*EXERCISE DESCRIPTION*:
Copy out lines with the word "title" from the material that follows.

*DATA LISTING*:

○ ○ ○

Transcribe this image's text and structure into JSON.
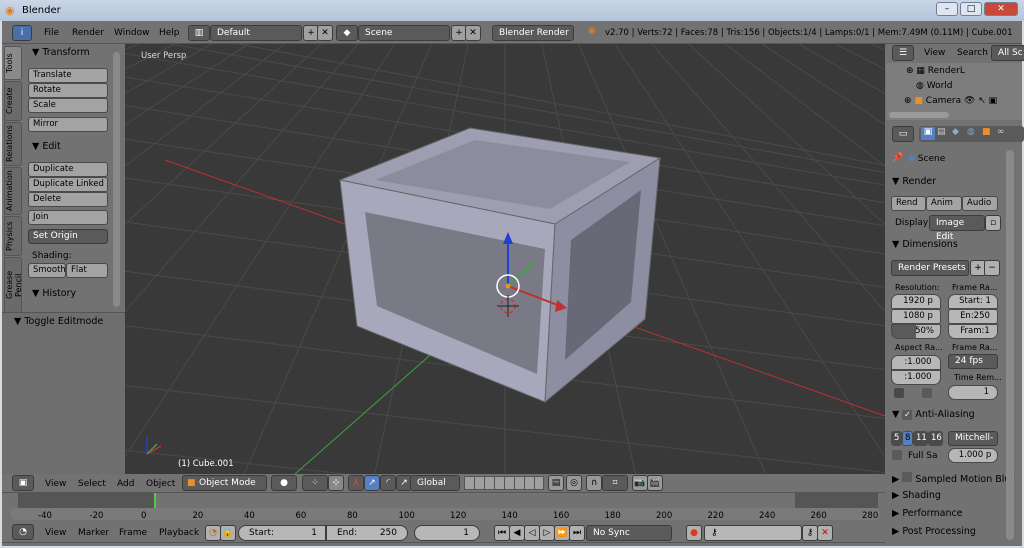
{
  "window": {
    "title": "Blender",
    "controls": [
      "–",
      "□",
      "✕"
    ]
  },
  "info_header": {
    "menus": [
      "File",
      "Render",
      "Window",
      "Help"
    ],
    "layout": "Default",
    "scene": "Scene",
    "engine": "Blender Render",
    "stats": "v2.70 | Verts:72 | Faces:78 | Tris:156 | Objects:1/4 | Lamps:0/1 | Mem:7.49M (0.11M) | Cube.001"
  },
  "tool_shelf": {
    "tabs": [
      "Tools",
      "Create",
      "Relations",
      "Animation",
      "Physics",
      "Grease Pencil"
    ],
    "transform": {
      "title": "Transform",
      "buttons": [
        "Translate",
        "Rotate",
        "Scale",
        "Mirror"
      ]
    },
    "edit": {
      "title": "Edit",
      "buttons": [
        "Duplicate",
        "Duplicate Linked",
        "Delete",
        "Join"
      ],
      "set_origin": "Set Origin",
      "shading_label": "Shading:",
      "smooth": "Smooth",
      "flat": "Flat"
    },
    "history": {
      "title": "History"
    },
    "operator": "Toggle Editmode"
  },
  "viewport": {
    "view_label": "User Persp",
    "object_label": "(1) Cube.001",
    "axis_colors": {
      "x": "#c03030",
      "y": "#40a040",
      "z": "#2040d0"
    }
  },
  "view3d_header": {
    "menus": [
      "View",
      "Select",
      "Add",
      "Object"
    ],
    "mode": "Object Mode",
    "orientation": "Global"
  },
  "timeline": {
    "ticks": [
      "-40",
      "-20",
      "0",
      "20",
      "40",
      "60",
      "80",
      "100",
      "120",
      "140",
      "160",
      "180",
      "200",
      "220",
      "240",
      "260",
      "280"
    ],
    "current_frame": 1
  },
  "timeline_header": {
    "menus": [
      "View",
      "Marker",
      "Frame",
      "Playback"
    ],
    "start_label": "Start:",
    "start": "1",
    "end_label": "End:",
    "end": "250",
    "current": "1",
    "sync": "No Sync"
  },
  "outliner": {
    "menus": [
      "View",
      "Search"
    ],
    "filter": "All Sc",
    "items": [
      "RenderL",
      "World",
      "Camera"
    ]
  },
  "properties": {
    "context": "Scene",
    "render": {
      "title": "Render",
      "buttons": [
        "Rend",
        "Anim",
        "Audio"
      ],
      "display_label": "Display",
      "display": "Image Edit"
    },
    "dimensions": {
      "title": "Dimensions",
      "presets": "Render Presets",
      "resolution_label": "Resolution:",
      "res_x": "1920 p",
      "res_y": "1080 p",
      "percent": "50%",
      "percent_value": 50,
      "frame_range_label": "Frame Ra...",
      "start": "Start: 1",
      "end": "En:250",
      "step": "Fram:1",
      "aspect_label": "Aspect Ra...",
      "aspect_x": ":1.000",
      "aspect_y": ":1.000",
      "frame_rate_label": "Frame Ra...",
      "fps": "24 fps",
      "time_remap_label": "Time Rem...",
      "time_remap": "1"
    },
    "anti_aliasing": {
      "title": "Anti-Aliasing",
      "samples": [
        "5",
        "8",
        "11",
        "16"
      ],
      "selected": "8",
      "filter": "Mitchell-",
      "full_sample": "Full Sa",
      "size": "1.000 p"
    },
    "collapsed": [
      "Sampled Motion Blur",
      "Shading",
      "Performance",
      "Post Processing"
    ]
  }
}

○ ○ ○

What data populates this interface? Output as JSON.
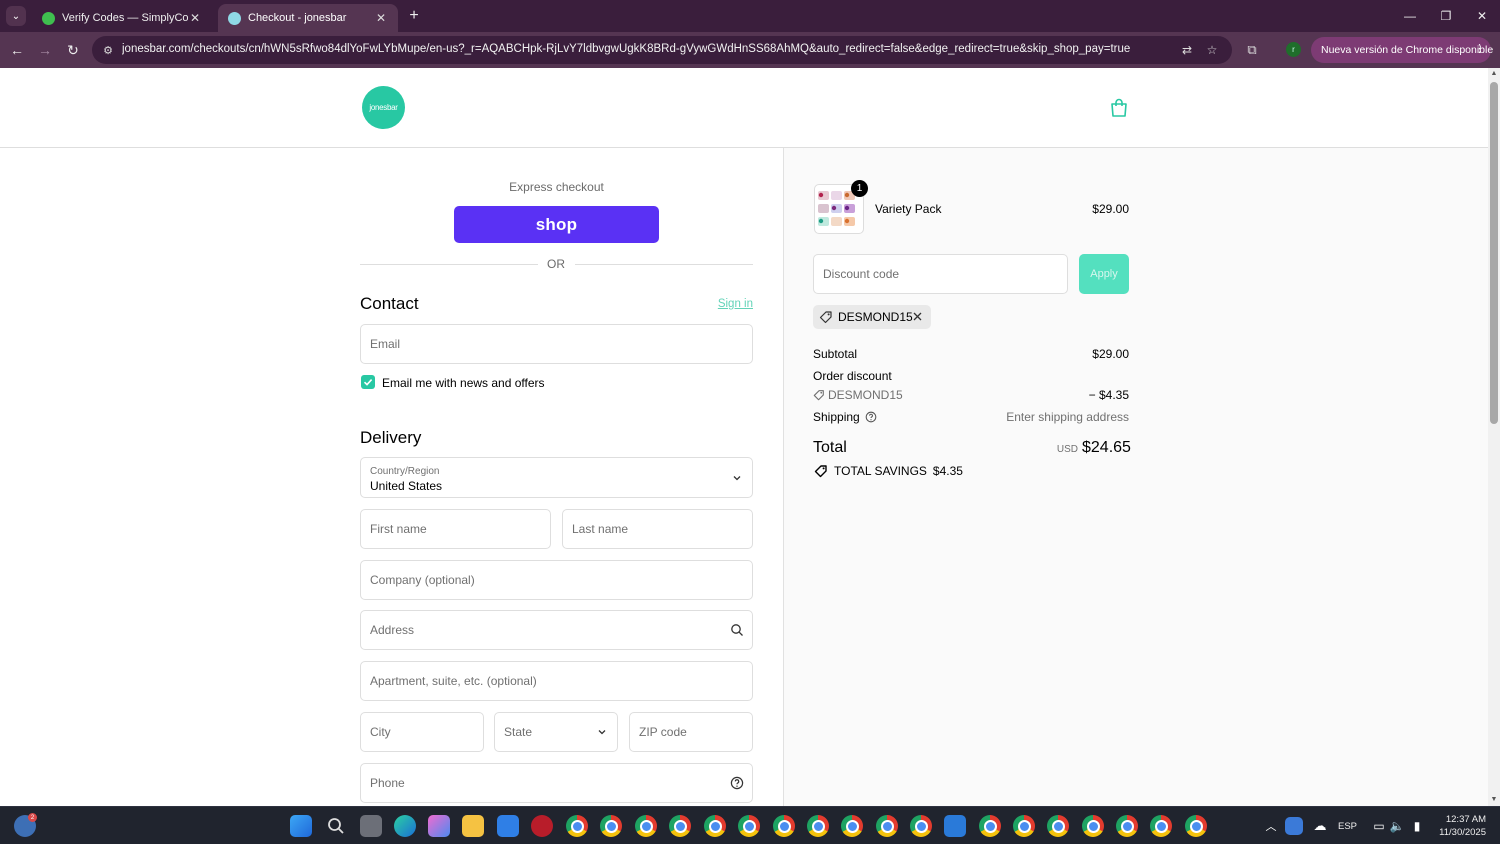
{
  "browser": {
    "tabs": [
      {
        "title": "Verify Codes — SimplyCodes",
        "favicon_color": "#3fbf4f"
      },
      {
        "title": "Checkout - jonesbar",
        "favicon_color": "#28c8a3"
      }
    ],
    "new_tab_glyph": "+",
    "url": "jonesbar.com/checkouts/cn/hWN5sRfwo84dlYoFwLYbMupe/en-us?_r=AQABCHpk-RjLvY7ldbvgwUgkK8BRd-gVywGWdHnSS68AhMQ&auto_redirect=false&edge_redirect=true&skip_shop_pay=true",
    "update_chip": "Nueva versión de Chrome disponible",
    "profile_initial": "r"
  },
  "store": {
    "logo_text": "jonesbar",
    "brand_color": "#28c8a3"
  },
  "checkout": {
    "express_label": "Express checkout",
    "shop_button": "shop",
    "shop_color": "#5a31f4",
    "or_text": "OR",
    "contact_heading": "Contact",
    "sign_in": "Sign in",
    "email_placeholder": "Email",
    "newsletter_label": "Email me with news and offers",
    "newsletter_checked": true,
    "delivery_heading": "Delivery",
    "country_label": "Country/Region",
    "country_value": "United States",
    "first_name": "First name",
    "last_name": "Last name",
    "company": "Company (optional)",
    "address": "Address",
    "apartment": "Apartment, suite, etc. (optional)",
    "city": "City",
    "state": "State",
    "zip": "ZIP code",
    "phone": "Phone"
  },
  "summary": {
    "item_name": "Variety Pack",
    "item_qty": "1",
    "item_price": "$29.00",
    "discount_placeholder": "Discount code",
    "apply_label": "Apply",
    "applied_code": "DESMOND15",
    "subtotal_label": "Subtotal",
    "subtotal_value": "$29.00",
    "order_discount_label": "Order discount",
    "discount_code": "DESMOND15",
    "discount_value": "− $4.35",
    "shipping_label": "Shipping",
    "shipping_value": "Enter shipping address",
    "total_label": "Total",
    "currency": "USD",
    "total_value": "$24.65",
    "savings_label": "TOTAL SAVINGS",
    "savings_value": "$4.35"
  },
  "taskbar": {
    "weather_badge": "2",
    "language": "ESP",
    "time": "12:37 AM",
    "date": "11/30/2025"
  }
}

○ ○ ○

*EXERCISE OUTPUT*:
    "title": "Blender",
      "title": "Transform",
      "title": "Edit",
      "title": "History"
      "title": "Render",
      "title": "Dimensions",
      "title": "Anti-Aliasing",
        "title": "Verify Codes — SimplyCodes",
        "title": "Checkout - jonesbar",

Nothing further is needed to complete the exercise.